● What needs to be done:
This task calls for copying every line in the data below that contains the word "title".

● Data extracts:
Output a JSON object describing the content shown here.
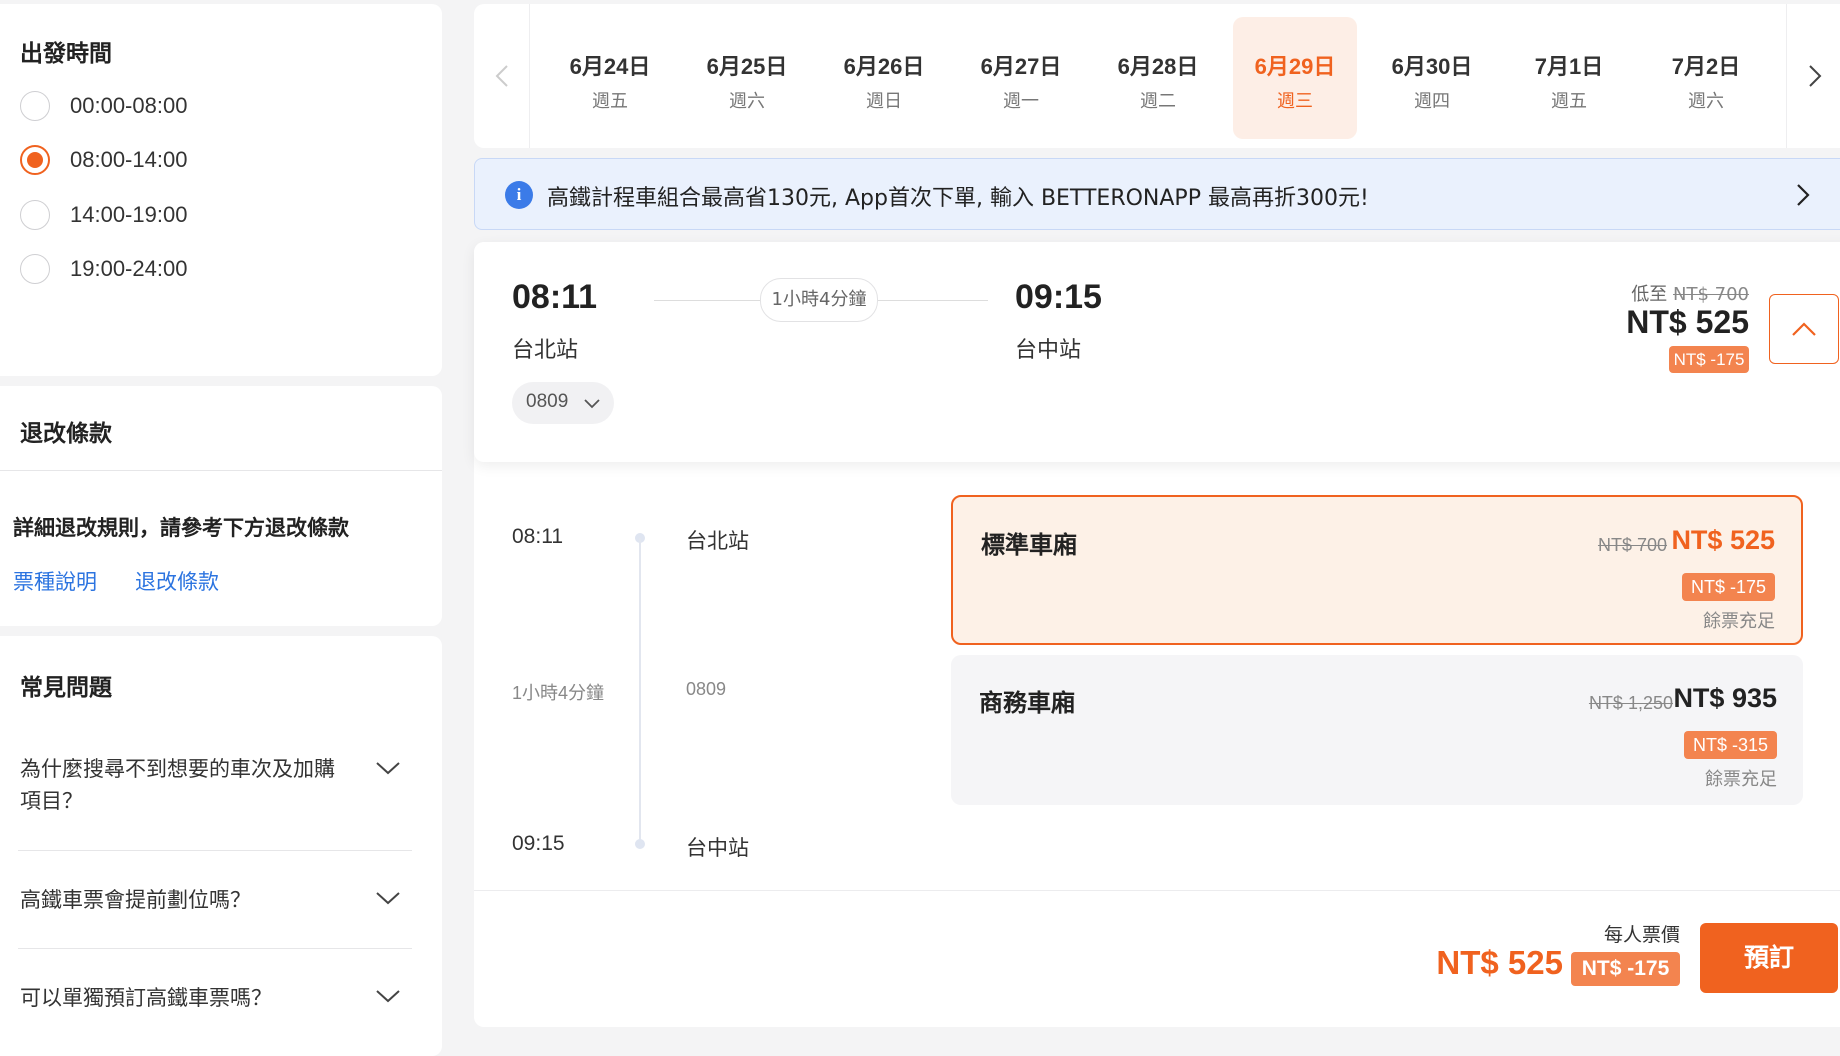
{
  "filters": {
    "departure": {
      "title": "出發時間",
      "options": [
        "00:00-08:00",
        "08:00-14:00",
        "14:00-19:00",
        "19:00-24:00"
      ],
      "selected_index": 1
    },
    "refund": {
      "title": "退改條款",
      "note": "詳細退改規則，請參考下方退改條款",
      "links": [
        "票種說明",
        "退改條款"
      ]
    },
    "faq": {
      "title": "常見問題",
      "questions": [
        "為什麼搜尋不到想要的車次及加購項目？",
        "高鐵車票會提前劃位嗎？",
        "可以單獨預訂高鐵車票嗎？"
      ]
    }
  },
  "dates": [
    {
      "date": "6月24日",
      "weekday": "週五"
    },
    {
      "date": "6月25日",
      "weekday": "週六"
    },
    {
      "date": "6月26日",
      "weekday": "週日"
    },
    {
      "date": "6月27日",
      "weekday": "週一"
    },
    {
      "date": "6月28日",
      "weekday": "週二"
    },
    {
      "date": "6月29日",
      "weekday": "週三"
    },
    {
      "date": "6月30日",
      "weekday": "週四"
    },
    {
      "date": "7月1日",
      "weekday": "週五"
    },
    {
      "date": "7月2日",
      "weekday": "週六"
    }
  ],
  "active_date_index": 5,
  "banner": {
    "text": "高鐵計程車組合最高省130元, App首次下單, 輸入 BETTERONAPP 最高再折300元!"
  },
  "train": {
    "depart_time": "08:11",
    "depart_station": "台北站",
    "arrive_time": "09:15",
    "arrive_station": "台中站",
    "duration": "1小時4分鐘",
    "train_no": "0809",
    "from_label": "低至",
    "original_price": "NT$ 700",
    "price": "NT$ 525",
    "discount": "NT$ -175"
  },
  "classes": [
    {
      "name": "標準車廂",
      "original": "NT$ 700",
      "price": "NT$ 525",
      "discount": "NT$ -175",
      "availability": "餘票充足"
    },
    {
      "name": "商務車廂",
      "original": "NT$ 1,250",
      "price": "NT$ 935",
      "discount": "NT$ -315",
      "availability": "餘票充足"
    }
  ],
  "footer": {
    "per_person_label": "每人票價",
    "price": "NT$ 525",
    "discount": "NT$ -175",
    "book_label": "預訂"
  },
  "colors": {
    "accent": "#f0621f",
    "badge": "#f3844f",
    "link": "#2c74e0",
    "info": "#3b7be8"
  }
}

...

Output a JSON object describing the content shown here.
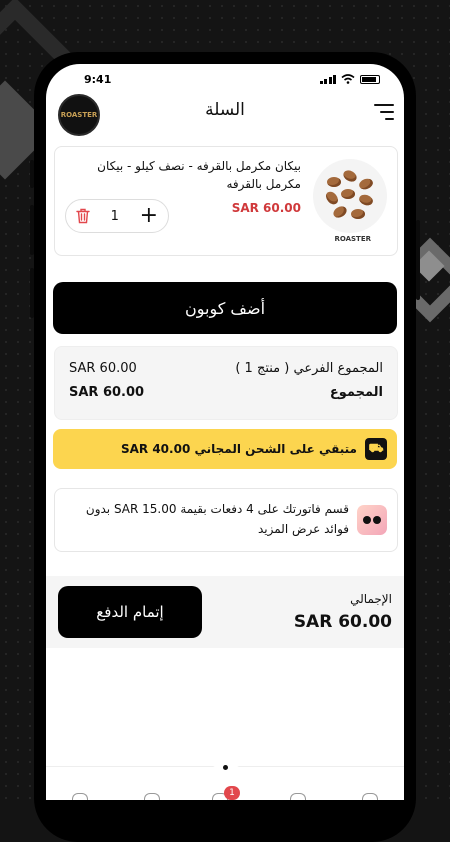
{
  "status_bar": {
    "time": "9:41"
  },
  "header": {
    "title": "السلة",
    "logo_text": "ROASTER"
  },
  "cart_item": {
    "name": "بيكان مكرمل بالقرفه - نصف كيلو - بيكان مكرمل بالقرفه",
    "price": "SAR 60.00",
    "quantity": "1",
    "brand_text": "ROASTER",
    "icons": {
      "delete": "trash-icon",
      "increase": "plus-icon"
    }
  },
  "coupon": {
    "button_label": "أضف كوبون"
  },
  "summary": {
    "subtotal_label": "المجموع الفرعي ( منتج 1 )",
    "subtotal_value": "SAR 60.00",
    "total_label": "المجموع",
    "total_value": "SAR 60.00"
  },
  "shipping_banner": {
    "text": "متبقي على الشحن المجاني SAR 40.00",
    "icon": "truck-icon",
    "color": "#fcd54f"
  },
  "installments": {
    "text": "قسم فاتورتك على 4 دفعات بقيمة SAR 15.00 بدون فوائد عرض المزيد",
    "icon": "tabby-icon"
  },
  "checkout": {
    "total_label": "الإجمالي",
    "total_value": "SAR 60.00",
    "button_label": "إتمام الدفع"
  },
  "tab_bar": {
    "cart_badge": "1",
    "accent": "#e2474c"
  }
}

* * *

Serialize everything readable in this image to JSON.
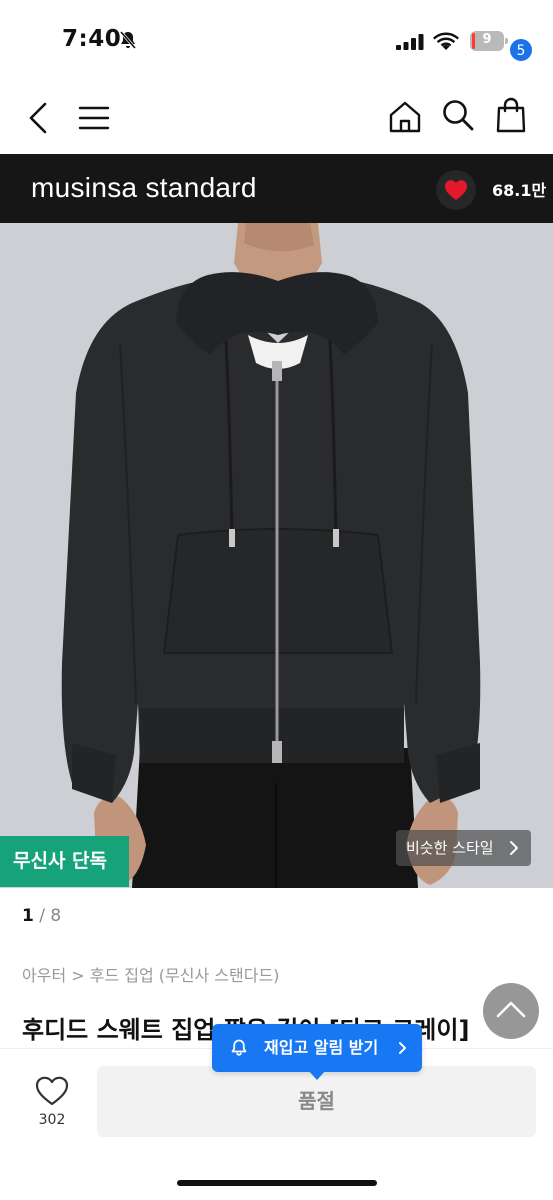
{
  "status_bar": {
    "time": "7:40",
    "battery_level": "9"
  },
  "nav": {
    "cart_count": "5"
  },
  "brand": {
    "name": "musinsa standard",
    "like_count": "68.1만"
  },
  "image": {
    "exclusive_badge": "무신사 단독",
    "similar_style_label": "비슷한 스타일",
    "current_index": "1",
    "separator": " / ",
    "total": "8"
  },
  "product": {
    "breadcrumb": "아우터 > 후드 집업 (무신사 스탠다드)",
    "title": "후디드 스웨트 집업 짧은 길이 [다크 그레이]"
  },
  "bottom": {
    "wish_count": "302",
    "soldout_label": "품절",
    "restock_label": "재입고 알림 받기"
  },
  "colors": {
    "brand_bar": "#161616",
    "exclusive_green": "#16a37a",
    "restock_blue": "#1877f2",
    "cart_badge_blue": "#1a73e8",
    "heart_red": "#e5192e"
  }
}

● Exercise response:
      "title": "出發時間",
      "title": "退改條款",
      "title": "常見問題",
    "title": "السلة",
    "title": "후디드 스웨트 집업 짧은 길이 [다크 그레이]"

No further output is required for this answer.